On the basis of the records below, report how many lines contain the word "Where". Nothing else should be given.

Page and application data records
---+---

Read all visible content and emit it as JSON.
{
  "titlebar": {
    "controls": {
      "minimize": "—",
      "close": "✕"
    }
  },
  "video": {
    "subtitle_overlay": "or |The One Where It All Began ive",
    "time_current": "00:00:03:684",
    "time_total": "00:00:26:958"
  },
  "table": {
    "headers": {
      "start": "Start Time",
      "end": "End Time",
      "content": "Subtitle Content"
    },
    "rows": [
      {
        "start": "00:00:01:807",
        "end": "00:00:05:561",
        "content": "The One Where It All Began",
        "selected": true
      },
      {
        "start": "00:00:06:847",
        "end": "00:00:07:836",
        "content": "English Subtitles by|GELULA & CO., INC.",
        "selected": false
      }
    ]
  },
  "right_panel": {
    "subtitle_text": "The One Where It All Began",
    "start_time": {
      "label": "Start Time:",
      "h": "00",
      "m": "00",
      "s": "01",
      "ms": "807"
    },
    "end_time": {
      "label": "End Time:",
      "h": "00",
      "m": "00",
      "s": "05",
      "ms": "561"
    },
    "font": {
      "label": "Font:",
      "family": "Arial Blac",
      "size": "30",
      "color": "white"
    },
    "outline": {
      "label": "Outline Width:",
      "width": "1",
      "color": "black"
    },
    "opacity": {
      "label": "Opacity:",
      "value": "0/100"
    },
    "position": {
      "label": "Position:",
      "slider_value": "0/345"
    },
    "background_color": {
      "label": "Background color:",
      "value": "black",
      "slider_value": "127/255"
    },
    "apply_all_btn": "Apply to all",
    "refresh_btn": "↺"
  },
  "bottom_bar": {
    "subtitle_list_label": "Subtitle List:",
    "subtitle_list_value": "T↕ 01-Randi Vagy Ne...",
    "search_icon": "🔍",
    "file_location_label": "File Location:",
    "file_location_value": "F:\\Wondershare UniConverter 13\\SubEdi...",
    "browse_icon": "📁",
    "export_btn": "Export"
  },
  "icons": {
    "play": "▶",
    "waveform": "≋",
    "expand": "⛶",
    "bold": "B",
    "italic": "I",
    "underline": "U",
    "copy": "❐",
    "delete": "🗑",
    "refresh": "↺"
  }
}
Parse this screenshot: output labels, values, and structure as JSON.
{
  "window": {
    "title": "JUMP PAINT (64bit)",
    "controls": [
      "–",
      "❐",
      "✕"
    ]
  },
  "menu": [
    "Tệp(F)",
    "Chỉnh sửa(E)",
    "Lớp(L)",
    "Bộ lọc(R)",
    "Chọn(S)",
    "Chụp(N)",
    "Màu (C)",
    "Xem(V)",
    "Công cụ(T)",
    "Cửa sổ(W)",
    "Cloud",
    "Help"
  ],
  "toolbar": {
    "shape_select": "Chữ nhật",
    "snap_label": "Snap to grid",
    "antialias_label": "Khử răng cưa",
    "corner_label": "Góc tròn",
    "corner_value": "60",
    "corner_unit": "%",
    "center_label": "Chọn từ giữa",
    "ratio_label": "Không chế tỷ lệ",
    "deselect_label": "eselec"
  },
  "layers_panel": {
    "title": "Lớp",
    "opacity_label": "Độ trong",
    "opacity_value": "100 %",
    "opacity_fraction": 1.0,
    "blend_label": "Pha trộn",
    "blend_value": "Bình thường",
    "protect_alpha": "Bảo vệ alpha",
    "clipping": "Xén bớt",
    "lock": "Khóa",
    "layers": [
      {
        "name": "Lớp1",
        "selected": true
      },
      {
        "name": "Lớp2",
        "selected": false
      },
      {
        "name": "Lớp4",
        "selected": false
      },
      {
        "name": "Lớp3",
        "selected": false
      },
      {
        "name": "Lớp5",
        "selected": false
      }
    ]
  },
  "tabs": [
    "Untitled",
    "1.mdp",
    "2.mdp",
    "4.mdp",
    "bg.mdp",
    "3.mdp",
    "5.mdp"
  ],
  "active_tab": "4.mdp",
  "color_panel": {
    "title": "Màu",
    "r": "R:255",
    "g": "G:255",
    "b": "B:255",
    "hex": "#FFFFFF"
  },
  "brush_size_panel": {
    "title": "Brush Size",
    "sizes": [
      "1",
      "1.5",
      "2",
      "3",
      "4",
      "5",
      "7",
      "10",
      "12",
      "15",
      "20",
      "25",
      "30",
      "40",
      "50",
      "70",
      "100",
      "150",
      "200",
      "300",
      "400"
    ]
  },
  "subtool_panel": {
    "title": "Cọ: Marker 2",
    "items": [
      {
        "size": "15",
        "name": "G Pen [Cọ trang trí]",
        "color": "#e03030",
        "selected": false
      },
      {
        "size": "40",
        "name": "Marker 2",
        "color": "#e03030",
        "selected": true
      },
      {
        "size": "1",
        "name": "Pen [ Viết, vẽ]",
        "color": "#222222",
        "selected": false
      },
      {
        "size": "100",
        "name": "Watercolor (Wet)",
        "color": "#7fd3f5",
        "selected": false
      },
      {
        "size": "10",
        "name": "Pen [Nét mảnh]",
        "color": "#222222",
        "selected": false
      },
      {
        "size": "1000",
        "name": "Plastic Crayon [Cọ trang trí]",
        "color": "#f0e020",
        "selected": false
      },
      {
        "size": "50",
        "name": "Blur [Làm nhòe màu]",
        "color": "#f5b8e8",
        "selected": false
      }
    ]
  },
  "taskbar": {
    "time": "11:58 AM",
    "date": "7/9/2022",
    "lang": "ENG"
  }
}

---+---

**RESULT OF THIS TASK**
3